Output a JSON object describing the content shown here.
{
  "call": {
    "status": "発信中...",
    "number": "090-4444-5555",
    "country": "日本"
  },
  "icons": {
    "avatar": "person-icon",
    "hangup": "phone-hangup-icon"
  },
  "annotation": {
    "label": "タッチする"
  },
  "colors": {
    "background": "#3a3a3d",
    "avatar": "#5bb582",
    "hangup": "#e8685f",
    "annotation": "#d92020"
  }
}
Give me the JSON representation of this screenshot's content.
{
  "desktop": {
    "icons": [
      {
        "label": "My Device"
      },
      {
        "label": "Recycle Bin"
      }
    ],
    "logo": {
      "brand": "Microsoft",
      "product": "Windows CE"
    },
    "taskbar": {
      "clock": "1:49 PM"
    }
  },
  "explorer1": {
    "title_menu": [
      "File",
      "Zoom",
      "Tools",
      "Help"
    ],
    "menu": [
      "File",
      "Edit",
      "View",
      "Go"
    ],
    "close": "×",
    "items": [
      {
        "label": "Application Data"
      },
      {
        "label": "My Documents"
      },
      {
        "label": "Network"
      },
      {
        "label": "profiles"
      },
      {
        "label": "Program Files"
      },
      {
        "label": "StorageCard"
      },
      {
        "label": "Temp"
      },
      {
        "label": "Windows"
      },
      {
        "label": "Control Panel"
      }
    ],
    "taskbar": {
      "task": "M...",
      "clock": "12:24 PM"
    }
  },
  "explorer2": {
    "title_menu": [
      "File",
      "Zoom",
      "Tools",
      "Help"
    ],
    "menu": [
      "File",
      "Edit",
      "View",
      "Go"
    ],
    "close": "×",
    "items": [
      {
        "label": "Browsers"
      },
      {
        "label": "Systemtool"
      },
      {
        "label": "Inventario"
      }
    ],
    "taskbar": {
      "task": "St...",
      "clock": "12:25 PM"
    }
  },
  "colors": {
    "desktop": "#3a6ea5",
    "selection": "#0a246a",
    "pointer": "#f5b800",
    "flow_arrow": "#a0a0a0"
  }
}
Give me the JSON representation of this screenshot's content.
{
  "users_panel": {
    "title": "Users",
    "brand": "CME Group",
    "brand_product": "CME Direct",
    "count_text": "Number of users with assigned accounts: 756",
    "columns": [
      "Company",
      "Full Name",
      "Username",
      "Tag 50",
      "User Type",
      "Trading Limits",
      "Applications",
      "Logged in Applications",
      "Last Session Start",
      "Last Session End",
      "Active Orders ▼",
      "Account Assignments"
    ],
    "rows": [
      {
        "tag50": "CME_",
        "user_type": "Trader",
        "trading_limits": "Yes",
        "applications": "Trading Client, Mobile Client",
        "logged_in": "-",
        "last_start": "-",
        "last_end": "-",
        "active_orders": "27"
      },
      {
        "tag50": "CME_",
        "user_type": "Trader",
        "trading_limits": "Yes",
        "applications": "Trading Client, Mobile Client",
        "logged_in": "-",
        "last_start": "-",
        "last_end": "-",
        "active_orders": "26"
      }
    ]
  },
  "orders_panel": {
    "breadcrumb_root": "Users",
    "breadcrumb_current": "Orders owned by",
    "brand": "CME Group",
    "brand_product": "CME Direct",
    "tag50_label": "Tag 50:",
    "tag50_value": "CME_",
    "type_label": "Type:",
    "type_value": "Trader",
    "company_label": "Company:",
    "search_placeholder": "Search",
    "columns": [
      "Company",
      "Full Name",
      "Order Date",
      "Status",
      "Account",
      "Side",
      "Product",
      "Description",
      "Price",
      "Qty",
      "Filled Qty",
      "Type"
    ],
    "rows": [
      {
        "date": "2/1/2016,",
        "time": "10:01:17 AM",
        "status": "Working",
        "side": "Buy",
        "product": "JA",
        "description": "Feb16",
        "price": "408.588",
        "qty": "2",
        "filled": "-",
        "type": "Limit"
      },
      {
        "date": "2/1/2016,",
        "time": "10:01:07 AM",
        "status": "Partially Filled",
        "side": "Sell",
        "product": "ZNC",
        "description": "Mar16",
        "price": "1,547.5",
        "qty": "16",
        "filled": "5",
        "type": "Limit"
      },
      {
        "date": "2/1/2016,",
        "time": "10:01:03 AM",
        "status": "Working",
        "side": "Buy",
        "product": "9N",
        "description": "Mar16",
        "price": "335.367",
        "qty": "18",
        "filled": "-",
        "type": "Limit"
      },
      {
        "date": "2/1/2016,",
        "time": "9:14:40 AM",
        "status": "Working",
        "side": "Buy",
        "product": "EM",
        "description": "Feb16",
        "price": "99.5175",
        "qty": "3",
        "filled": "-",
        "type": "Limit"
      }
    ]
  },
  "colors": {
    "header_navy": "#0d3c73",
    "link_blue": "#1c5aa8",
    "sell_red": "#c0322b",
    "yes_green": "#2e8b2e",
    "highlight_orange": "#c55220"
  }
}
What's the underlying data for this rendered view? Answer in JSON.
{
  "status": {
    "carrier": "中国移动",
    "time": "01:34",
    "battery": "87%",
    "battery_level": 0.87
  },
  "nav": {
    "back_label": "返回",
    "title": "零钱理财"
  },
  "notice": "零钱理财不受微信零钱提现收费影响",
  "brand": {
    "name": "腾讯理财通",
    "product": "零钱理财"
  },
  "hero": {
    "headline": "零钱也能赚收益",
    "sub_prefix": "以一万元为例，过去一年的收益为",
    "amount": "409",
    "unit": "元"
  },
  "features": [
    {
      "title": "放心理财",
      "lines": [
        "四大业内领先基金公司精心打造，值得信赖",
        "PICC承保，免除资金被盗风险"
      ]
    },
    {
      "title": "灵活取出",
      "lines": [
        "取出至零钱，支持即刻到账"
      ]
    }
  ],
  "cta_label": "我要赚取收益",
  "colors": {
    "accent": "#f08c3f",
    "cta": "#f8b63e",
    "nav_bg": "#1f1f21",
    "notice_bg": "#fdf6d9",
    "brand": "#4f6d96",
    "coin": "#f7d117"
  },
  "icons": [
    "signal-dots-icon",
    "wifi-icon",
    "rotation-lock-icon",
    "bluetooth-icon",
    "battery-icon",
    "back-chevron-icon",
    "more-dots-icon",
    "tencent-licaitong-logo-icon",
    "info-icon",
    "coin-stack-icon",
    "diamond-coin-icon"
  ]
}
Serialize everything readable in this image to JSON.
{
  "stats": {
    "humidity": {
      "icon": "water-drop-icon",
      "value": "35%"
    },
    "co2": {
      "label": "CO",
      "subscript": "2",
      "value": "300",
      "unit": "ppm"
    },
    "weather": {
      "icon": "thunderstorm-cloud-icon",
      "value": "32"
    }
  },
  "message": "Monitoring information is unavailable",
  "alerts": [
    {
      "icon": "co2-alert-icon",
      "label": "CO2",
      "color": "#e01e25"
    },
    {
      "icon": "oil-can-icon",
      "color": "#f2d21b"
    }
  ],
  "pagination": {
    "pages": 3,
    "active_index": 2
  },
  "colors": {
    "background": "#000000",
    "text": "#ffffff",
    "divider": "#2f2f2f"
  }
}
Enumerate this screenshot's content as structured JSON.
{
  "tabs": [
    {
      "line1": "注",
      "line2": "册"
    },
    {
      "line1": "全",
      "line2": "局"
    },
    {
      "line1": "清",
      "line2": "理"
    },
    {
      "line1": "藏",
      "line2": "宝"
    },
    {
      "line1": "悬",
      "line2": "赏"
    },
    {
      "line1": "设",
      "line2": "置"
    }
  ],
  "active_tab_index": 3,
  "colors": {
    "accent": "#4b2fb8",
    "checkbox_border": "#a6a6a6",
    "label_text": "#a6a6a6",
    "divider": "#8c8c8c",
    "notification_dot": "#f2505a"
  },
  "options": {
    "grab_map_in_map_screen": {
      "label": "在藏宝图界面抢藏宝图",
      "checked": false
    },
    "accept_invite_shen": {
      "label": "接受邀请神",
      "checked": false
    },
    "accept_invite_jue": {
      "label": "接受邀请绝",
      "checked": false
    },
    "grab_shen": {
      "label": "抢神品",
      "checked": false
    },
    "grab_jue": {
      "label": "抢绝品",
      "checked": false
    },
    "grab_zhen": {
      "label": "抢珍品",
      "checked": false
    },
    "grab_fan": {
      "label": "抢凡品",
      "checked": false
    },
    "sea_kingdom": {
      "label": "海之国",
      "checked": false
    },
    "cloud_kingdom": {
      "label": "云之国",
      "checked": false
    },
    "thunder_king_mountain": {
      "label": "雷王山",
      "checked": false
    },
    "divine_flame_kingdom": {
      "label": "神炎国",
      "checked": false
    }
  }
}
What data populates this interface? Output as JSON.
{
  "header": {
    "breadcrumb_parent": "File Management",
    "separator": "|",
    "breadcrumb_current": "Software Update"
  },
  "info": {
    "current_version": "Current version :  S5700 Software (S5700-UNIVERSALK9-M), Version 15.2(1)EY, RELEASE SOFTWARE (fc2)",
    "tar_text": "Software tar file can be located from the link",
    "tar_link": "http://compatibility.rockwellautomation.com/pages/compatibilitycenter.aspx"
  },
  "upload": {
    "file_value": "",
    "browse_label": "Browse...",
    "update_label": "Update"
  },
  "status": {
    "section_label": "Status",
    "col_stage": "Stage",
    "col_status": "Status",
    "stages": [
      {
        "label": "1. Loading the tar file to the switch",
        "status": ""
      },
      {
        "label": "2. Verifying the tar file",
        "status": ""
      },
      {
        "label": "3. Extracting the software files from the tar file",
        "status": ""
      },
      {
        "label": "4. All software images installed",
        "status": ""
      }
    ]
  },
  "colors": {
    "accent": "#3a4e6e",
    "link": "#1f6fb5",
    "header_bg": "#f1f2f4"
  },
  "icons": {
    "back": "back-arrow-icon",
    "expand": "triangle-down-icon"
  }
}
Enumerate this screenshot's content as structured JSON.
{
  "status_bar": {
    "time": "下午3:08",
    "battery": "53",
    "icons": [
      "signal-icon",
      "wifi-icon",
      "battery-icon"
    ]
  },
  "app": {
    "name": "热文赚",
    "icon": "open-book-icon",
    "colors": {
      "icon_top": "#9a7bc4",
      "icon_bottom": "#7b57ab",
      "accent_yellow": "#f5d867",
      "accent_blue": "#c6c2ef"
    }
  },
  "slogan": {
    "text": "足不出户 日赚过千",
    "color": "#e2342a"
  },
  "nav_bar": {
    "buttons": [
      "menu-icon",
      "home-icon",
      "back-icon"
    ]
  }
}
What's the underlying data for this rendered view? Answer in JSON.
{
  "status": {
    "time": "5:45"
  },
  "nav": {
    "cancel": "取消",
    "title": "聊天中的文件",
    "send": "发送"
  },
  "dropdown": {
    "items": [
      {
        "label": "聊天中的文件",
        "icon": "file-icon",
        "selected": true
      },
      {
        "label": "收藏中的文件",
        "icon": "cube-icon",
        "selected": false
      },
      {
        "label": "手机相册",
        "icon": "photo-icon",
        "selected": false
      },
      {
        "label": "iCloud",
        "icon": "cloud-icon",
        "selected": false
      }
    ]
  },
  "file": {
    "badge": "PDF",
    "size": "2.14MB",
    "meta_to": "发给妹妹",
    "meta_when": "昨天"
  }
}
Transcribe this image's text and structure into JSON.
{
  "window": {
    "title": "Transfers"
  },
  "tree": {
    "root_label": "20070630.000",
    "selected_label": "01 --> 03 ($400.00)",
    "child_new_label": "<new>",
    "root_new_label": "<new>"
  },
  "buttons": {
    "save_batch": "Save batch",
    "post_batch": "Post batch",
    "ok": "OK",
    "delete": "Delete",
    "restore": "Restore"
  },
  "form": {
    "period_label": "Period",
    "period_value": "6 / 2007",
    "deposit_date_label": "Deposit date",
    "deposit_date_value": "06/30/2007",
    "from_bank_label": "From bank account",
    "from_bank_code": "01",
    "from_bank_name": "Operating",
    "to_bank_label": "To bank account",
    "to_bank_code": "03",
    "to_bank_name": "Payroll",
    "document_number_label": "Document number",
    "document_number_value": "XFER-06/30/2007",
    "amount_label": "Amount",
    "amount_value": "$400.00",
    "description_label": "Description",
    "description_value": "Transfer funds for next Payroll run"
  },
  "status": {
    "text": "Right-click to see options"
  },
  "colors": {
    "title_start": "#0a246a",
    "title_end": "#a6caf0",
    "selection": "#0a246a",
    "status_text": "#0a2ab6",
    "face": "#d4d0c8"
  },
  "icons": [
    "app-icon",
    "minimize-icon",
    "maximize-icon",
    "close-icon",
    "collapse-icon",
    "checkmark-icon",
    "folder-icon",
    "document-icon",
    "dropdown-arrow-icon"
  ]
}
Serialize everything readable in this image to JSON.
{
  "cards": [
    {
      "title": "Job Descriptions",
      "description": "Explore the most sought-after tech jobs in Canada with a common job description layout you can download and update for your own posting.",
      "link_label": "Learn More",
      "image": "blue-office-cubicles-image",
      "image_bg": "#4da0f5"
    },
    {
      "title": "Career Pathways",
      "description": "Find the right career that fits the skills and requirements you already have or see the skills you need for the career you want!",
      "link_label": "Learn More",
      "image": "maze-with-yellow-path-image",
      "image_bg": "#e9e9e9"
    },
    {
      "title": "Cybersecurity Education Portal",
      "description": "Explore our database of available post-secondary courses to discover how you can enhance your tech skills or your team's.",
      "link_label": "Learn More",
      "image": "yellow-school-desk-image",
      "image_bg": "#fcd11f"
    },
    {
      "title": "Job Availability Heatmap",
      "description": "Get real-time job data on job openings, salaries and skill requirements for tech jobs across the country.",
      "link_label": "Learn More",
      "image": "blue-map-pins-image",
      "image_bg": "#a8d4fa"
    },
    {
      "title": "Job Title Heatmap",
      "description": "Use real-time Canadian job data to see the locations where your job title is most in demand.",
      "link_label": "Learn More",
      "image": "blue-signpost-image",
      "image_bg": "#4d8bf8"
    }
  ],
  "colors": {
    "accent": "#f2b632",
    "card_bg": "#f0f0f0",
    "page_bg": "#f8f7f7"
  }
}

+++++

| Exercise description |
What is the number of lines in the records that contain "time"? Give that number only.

| Answer below |
9